Cook’s comments were published just prior to PayPal announcing today that it was backing out of the Libra Association, the 28-member nonprofit group (of which Facebook is a part) that was formed to oversee the currency’s creation and the technical, financial, and regulatory hurdles it faces. The two events are unrelated, but PayPal’s withdrawal and its aftereffects will no doubt deal a significant blow to Libra’s ongoing development and the prospects of its regulatory approval. more here
Volkswagen has rolled out the final version of its first affordable long-range electric car, the ID.3, at the 2019 Frankfurt Motor Show. Coming in at “under €30,000” (about $33,180, currently), the ID.3 will come in three variants that offer between roughly 205 and 340 miles of range. The EV is slated to be delivered in mid-2020.
That “under €30,000” price tag VW is promoting applies to the base model of the ID.3, which has a 45kWh battery and offers 330 kilometers, or 205 miles of range. The company declined to provide pricing information for the two larger capacity variants of the car, which will feature 58kWh and 77kWh batteries, and will respectively offer around 420 and 550 kilometers (or 261 and 340 miles) per charge.
“That “under €30,000” price tag VW is promoting applies to the base model of the ID.3”
VW says the base version of the ID.3 will only charge at up to 50kW, and owners who want to charge faster (up to 100kW) will have to pay extra; 100kW charging will come standard on the midrange 58kWh version, while even faster 125kW charging will be available on the top-tier ID.3. The company is also offering an eight year / 160,000 kilometer warranty on the ID.3’s battery pack.
Facebook could soon start hiding the Like counter on News Feed posts to protect users’ from envy and dissuade them from self-censorship. Instagram is already testing this in 7 countries including Canada and Brazil, showing a post’s audience just a few names of mutual friends who’ve Liked it instead of the total number. The idea is to prevent users from destructively comparing themselves to others and possibly feeling inadequate if their posts don’t get as many Likes. It could also stop users from deleting posts they think aren’t getting enough Likes or not sharing in the first place.

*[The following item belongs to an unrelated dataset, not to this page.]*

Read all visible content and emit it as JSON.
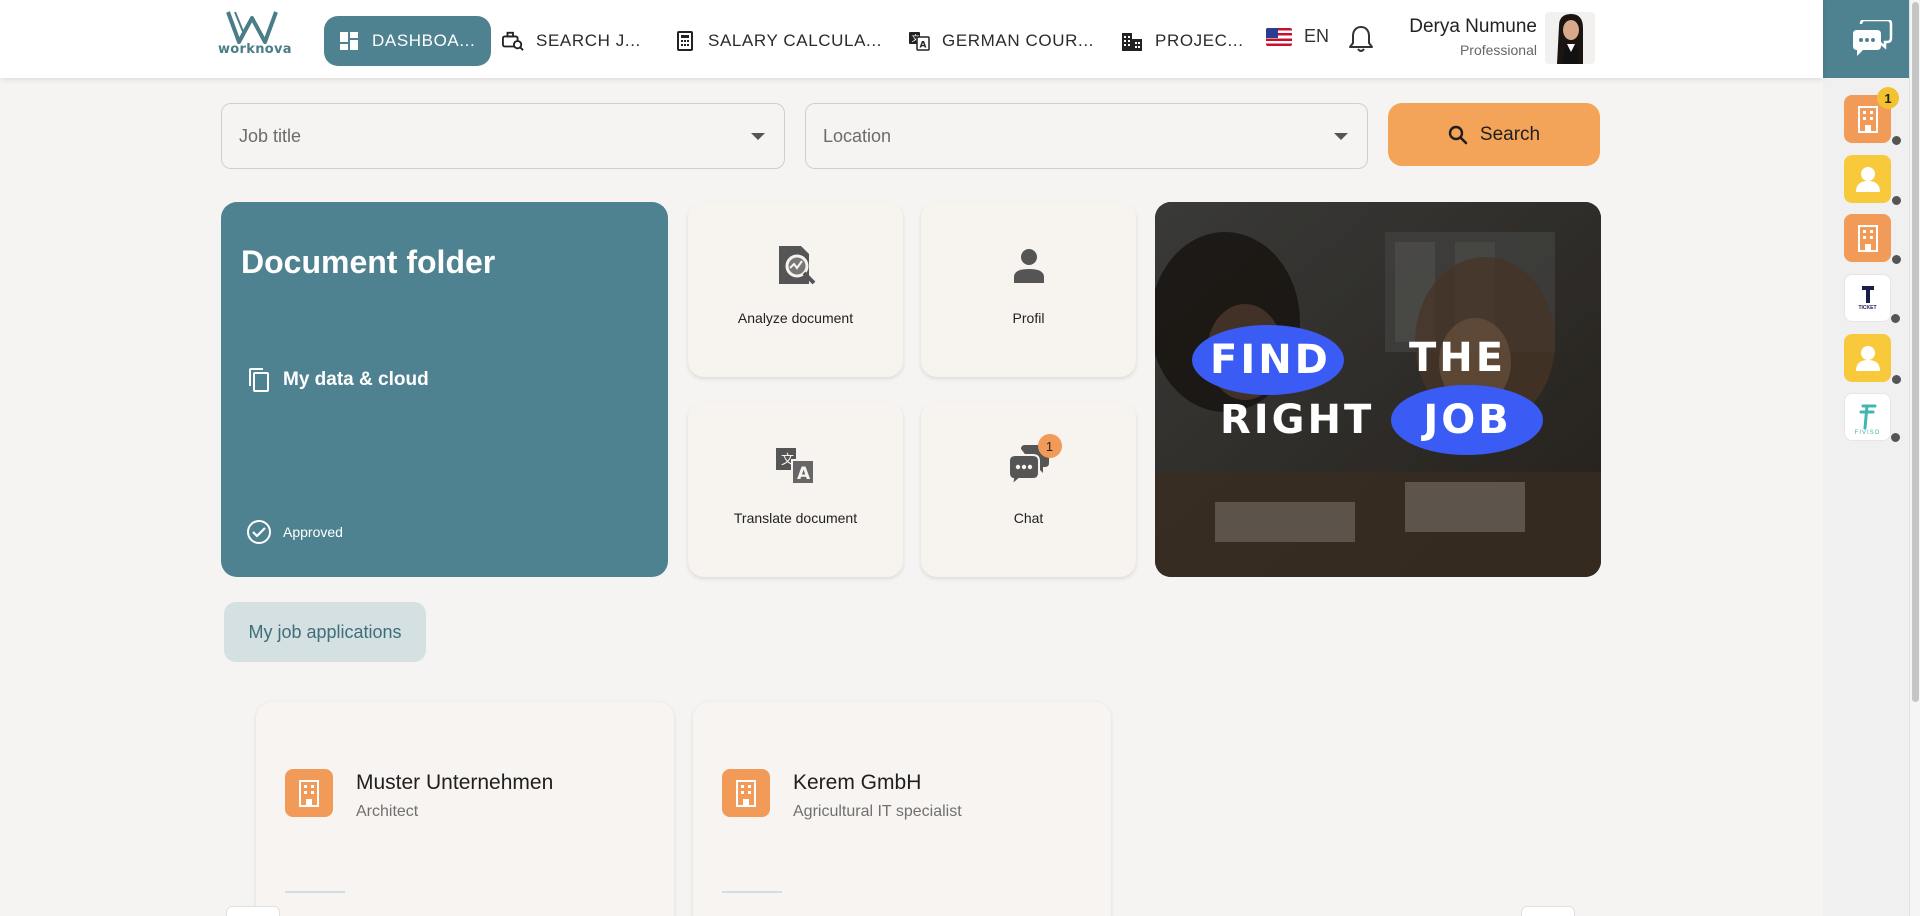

After many months of rumors, purported leaks, and speculation, Apple will finally make the new trio of iPhones official on September 10. And today out of China comes a new report that seems to leak all of the new devices’ specs. Before we go into the actual information, don’t forget to take all of this with a healthy serving of salt – it’s just an unconfirmed rumor at this point. That said, a lot of the stuff in it lines up with what we’ve heard in the past, and the rest is at least plausible.
This is the successor to the iPhone XR, and hence Apple’s entry-level option for late 2019. Like the XR, it will start at $749 in the US, and it will feature the exact same screen as its predecessor. The A13 chip is in, aided by 4GB of RAM. The front camera is 12 MP, and the Face ID sensor will be angled in a way that makes unlocking work at wider angles. So maybe even unlocking while the phone sits on a table will be possible. More here
Lana Wachowski is set to write and direct a fourth film set in the world of “The Matrix,” with Keanu Reeves and Carrie-Anne Moss reprising their roles as Neo and Trinity, respectively.
Warner Bros. Pictures and Village Roadshow Pictures will produce and globally distribute the film. Warner Bros. Picture Group chairman Toby Emmerich made the announcement on Tuesday.
“We could not be more excited to be re-entering ‘The Matrix’ with Lana,” said Emmerich. “Lana is a true visionary — a singular and original creative filmmaker — and we are thrilled that she is writing, directing and producing this new chapter in ‘The Matrix’ universe.”
In addition to Wachowski, the script was also written by Aleksandar Hemon and David Mitchell. Wachowski is also producing with Grant Hill. Sources say the film is eyed to begin production at the top of 2020. more here